Mon | May 20, 2019

Holness pledges support as US grapples with worst mass shooting in its history

Published:Monday | June 13, 2016 | 12:00 AM
United States President Barack Obama leaves the Brady press briefing room at the White House in Washington, yesterday, concluding a news conference where he spoke about the massacre at an Orlando nightclub.
Orlando City Commissioner Patty Sheehan (right) embraces Terry DeCarlo, an Orlando gay-rights advocate, as they arrive on the scene of a mass shooting in Orlando, Florida, yesterday. A gunman wielding an assault-type rifle and a handgun opened fire inside a crowded gay nightclub early Sunday, before dying in a gunfight with SWAT officers, police said. It was the worst mass shooting in American history.

A mass shooting in Florida, described as the worst in United States history, that has left 50 people dead and 53 wounded, has prompted Prime Minister Andrew Holness to write to United States Ambassador Luis G. Moreno to express condolences and show solidarity.

In his letter, Prime Minister Holness said: "The people of Jamaica have been good friends and supporters of the people of the United States of America. You have stood with us constantly throughout our history and we stand with you today as you grieve and seek answers."

He added: "The world must finally deal with terrorism and gun violence, which continues to scar our quest for peace and brotherhood among peoples. The people of the United States of America are constantly in our prayers as we have been in yours in our times of tragedy and pain. We stand together with you as brothers and sisters committed to a better world for our peoples."

In a statement released by the Office of the Prime Minister in the aftermath of the shooting, which occurred at a gay nightclub early Sunday morning, Holness extended condolences to the people of the United States.

"We are working with our United States partners to reduce the influx of guns into Jamaica as they, too, are constantly reminded of the impact of gun violence on their society," he said.




Turning its attention to Jamaica, the prime minister noted that the Government is working with the police and the army to deal with the issue of gun violence in the island.

The prime minister's statement was coming a day after the police revealed that they and the army would be mounting more police-military operations in the western end of the island.

Last week, stakeholders examining the first 100 days of the current administration noted that they were not seeing enough urgency in its attempts to seek solutions to crime.

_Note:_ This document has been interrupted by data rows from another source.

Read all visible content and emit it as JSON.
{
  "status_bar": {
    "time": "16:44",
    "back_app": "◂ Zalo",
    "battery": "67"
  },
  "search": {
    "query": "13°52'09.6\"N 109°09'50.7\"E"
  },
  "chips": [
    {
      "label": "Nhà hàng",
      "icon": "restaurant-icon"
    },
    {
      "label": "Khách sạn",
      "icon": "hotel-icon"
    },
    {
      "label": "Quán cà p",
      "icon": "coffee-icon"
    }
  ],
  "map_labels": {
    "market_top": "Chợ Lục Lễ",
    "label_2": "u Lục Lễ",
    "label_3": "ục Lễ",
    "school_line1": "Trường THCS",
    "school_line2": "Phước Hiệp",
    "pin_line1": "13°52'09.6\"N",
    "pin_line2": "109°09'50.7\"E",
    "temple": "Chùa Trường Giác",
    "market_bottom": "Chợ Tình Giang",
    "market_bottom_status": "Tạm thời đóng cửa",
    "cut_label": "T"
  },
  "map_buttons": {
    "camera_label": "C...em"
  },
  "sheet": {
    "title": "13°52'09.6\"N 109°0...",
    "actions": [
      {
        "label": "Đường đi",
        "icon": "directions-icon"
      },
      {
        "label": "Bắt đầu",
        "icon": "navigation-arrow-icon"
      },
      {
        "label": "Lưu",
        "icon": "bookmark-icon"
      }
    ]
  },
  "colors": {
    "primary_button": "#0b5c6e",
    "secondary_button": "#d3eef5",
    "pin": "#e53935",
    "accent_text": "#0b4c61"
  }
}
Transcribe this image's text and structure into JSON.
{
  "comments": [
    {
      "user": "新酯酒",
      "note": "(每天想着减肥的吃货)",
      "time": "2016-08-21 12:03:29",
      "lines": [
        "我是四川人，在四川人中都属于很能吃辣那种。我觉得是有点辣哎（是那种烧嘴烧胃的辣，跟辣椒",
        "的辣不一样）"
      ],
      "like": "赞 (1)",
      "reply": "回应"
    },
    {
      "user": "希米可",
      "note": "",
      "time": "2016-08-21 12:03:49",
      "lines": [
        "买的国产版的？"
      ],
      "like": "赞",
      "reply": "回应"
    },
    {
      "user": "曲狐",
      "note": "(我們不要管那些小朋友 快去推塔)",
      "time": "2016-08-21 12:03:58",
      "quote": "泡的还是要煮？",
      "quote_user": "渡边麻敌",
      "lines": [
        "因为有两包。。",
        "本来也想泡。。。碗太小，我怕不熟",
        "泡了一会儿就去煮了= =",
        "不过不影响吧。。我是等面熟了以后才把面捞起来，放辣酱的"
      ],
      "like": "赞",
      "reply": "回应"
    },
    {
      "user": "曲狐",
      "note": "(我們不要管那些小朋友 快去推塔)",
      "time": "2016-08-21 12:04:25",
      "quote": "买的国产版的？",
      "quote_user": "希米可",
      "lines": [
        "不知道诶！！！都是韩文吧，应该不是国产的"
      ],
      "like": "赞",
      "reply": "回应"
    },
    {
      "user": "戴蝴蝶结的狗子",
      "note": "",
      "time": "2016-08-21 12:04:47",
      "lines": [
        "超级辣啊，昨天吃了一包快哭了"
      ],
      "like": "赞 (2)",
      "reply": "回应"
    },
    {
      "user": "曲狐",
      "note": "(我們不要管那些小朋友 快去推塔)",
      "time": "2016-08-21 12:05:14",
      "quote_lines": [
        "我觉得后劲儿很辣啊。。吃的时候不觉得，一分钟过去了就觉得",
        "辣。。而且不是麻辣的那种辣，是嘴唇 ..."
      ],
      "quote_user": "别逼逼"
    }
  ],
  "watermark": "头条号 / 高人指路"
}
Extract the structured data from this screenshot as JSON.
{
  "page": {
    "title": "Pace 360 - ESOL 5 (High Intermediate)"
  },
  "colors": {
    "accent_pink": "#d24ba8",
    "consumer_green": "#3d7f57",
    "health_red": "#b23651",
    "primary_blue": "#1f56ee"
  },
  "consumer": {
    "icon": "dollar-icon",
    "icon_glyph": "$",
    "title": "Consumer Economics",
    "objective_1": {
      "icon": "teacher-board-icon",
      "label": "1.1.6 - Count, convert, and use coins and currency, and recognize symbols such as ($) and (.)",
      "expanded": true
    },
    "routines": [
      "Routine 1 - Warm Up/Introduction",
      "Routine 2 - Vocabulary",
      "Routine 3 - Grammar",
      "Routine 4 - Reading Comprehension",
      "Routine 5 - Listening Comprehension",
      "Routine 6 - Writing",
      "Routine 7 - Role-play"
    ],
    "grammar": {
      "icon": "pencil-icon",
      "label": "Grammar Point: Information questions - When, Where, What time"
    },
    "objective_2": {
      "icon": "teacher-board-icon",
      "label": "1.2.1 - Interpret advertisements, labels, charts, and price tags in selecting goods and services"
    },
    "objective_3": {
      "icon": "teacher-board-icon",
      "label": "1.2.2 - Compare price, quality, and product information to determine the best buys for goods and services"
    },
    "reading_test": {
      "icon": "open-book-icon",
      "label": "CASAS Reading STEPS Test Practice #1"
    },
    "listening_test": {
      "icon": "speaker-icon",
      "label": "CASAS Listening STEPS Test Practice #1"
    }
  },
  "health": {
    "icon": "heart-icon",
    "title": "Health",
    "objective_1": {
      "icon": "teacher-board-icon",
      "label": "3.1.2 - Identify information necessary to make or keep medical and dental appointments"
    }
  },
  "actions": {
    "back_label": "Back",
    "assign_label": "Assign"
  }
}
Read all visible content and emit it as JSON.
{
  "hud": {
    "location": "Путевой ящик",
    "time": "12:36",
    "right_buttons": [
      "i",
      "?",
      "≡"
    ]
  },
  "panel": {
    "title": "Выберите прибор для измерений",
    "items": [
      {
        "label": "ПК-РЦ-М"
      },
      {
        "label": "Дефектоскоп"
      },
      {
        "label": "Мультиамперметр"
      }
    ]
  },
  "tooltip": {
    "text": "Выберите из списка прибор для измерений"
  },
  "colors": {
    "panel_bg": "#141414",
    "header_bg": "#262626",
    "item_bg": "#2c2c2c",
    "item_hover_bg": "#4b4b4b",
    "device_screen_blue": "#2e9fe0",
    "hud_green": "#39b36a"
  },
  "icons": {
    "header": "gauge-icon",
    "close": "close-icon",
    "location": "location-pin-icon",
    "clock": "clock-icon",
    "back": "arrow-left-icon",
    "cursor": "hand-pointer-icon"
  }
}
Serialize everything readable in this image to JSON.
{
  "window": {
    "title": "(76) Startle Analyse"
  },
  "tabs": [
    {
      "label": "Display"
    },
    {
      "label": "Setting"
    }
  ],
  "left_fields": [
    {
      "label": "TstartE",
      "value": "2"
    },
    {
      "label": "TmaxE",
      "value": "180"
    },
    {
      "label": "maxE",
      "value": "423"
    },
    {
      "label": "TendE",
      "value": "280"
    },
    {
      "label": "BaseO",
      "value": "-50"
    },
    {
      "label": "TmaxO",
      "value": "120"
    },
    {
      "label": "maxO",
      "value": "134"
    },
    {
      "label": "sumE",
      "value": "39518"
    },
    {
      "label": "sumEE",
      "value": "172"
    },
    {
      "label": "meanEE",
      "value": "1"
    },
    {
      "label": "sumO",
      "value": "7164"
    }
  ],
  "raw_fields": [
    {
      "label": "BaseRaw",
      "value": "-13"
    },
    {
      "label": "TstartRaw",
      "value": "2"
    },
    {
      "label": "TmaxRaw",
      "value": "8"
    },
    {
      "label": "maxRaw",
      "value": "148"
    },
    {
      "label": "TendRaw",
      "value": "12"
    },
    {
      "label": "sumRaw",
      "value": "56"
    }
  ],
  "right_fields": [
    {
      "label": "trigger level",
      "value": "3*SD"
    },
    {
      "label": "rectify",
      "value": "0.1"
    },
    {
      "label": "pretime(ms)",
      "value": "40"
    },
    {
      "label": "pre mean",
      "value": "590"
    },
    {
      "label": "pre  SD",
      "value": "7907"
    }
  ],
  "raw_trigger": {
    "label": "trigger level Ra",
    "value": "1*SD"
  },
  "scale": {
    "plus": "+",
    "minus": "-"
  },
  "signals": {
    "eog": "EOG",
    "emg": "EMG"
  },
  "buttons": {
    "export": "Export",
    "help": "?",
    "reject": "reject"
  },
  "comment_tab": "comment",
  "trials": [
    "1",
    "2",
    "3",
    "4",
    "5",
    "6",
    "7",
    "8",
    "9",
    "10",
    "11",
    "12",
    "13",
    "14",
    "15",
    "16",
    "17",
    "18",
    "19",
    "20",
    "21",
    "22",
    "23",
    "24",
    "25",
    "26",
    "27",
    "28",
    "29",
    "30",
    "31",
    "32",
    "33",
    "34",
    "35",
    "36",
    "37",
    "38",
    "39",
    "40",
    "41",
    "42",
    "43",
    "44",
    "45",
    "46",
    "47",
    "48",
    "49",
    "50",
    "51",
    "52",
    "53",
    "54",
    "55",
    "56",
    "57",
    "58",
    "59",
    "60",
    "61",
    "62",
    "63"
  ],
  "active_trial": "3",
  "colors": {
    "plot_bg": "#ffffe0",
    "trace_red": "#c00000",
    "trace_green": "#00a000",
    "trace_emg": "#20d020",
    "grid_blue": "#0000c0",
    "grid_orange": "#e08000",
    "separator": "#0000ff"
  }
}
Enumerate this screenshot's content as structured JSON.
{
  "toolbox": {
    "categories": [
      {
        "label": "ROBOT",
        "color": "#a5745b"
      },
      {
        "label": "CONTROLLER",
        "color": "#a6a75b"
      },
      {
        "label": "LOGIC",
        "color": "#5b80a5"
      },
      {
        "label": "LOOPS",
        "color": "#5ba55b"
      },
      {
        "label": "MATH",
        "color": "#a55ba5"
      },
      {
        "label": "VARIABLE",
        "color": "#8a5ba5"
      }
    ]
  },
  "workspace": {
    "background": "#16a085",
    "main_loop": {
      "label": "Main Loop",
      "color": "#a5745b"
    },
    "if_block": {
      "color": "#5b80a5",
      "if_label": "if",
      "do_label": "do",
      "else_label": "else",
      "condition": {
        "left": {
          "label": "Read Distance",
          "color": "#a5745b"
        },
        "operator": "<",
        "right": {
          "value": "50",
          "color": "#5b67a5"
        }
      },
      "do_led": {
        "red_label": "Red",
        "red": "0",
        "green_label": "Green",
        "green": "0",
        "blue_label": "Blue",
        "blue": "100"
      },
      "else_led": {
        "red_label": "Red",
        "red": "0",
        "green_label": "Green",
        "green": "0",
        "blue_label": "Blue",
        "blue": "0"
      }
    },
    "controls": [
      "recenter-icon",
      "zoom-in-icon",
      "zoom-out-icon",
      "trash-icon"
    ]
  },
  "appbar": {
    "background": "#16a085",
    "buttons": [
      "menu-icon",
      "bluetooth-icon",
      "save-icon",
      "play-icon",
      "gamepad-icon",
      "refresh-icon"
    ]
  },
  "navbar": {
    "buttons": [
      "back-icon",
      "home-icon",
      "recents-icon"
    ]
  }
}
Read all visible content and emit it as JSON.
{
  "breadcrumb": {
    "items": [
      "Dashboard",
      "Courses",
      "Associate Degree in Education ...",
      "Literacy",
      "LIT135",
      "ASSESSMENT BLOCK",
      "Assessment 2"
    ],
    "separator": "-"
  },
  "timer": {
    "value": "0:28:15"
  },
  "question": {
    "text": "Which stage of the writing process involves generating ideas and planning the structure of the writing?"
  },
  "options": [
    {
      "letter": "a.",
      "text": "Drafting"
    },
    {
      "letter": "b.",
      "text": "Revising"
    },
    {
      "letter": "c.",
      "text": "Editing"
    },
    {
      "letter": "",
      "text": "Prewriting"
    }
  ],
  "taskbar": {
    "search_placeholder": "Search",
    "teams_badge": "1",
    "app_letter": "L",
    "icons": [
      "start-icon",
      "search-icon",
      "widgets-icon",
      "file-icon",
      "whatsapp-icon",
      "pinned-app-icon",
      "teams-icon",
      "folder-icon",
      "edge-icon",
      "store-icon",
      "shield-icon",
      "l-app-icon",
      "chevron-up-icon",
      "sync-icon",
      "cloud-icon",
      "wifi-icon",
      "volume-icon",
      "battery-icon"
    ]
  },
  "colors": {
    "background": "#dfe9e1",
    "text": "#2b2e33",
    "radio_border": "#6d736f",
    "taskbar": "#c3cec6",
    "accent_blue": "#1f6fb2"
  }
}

At the same time, police statistics revealed that with less than six months gone in the year, St James had already recorded more than 100 murders, a spike when compared to the similar period last year.

Yesterday, Holness called for an end to gun violence and affirmed the Government's commitment to bring crime under control.